Price increases are a fact of life. As much as consumers and industrial buyers may resist, most are understanding provided the change is properly communicated. To avoid alienating customers, sound change management practices can avoid alienating customers. Change Management 101 states that change be communicated in a timely manner to internal and external stakeholders, including customers. This blogger recently received a quarterly statement from a service provider (who shall remain nameless) that announced a price increase effective immediately. Based on my experience, the provider’s customer service center was besieged with calls regarding the change as agents offered a well-rehearsed, empathetic response, but no satisfaction. In the opinion of this blogger and consumer, the provider managed the change as poorly as the service it provides.
Right Way and a Wrong Way
There is right way and wrong way to inform customers of a price increase. Advanced notification is highly recommended. One method is to mail customers a letter and/or posted on the website. The basic structure of the letter should thank customers for the ongoing support, provide an explanation of the increase, offer alternatives, and express the value the customer should expect to receive. The web offers a plethora of templates for the purpose. The message may vary slightly in an industrial versus consumer situation. The important thing is that the message convey value to the customer. Customers don’t want to be told that they are paying more money but not actually getting anything in return. The tone should not be apologetic, but the reasoning should be sound. Citing external factors such as inflation is not recommended. In the case of large industrials, it may be more appropriate to communicate the message face-to-face. In either case, honesty is the best policy.
Advising the customer, industrial or consumer, of an immediate price increase in an invoice is not recommended. Blaming the customer for the increase could create alienation especially if the relationship is already tenuous. This blogger took it personally when reading this message on the invoice from the local trash hauler (Note: Identifiers have been removed):
“Due to the growing amount of contaminated materials placed in recycling containers, we are instituting a new recycling processing charge. See the enclosed insert and our website for details.”
Based on my history with this provider and without further explanation my reaction was, quite frankly, outrage. Customer service attempted to explain it, but unsatisfactorily. Finding an announcement of the website was a challenge too, but buried in the FAQ section is this explanation:
“What is the Recycling Processing Charge?
The Recycling Processing Charge is necessary due to the overwhelming amount of contaminated recyclables that are threatening local recycling programs. To ensure the viability of local recycling programs, we must find alternative solutions for the contaminated materials, and it substantially increases costs for local recycling programs.”

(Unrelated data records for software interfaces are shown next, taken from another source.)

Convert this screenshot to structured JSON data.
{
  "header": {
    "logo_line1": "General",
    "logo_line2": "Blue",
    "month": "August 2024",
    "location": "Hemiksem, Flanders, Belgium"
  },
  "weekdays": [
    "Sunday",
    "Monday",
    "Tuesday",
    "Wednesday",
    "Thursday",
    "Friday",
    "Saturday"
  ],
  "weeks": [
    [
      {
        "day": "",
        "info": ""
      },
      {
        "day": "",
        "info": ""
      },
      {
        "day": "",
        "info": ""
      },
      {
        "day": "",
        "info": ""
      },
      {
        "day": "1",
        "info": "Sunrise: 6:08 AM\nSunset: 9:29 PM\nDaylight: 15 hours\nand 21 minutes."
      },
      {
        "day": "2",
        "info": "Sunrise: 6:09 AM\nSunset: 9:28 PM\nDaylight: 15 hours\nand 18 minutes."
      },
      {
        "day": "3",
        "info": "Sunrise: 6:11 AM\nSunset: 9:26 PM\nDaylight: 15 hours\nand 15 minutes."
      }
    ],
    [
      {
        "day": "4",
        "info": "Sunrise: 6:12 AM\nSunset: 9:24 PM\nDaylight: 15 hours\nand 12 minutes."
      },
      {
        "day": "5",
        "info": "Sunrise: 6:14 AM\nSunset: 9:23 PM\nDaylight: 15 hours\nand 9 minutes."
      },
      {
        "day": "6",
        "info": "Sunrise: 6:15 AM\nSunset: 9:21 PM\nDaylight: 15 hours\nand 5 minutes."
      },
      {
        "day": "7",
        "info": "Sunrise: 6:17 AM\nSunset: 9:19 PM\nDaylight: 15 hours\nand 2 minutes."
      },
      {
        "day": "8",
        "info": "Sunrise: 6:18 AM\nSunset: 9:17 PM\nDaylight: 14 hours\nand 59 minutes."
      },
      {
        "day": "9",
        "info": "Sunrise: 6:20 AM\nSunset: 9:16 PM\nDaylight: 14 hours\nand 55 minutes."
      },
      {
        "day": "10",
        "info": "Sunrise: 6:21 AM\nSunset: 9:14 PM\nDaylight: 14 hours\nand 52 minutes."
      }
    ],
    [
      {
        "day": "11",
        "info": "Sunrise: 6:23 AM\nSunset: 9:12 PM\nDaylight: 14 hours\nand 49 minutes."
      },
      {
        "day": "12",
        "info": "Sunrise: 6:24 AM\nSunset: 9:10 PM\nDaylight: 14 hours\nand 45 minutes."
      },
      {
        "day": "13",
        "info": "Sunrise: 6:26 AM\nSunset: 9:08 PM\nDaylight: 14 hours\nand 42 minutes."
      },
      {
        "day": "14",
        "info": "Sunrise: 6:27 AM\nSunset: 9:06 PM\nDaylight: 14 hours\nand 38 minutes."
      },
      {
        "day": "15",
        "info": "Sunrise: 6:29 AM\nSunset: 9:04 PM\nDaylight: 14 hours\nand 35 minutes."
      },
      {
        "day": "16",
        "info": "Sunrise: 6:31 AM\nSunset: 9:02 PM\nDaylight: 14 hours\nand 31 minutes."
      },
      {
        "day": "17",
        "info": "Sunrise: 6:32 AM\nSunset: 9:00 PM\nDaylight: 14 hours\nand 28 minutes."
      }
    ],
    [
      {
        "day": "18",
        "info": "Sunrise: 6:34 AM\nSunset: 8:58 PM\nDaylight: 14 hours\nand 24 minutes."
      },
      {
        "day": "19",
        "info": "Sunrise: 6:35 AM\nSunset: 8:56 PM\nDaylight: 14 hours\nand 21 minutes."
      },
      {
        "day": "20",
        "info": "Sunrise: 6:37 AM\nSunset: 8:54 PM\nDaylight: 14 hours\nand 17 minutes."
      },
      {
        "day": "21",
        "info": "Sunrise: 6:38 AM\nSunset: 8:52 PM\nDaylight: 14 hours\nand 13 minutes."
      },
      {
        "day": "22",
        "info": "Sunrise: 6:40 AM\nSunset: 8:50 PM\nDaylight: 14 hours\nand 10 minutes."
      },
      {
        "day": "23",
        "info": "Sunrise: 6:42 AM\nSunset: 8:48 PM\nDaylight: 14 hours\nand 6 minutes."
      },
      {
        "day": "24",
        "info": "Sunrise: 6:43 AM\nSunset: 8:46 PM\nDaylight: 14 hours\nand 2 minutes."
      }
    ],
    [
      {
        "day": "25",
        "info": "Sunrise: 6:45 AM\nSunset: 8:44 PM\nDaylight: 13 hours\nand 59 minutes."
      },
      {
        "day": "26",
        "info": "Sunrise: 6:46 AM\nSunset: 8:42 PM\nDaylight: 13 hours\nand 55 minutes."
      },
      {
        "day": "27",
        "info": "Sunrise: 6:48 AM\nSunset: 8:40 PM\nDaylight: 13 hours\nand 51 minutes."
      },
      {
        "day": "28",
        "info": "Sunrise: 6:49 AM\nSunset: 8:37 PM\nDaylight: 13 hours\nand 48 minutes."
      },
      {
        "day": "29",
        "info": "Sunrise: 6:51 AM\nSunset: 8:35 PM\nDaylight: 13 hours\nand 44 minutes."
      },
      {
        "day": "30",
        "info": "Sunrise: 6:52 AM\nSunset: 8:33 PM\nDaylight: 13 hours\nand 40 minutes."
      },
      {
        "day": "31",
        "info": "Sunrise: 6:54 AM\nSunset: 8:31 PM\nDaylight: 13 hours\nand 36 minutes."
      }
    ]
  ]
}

An Educated Consumer Is the Best Customer
Unsatisfied with the explanations given, I proceeded with my own investigation and it was eye opening. Who knew the world is experiencing a recycling crisis? A Google News search of the term “recycling crisis” returns 246,000 results. The crisis is a topic of a future blog, but suffice to say, it has my attention. While single stream recycling, mixing paper and containers, makes the activity more palatable for the public, it also creates greater opportunities for misuse and therein lies the rub. Regardless of the circumstance, this provider still gets a failing grade in change management.
Hindsight is 20/20, but a different approach would have made a world of difference. My recommendation would have been a staged approach. For example, in the first quarter conduct an educational campaign. This is the appropriate time to distribute an informational piece stressing the desired behavior change. In the second quarter invoice, a statement to the effect that progress has been made, but a price increase effective in the next quarter would be necessary to sustain the change. Advising the customer in advance of price increase and how much it will be allows time for it to be accepted. Actual implementation of the increase would occur in the third quarter invoice. Customers may still resist the increase, but will at least better understand it.